If you take a scroll through public relations sites of late, you’d swear the profession was a second-function that gets knocked down by marketing bullies every time it’s about to achieve its full potential.
We have a lot to say about the state of our profession, and none of it is very encouraging: Public relations plans are being cut in the poor economy. Public relations doesn’t get the same respect from the C-Level as marketing and advertising does. Public relations practitioners aren’t taken seriously because the majority of them are women. And so on.
It’s enough to wear even the most positive person down. And I, for one, am tired of the whining.
We’re all guilty of it-and I’m guilty of it on this very site. But I’m tired of writing again and again that we’re not getting our due. I want to focus on what we can do to get it instead.
Are we not communicators? Do we not have the tools to campaign for our profession’s respect?
If we’re treated like second-class citizens, we need to find ways to change that. If the executives and decision makers feel our results aren’t as measurable as they are in marketing and advertising, we need to show our success is measured in alternative ways. And if the women of PR feel we are underpaid, we need to speak up.

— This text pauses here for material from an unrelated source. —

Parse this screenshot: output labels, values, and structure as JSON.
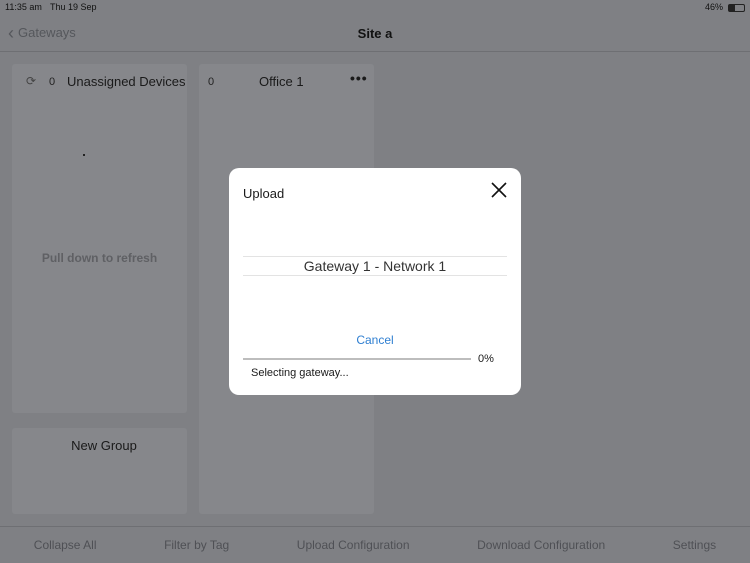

I know it’s not that simple. But maybe if we put more energy into solving these problems instead of moaning about them over and over, we could finally see change.[ad]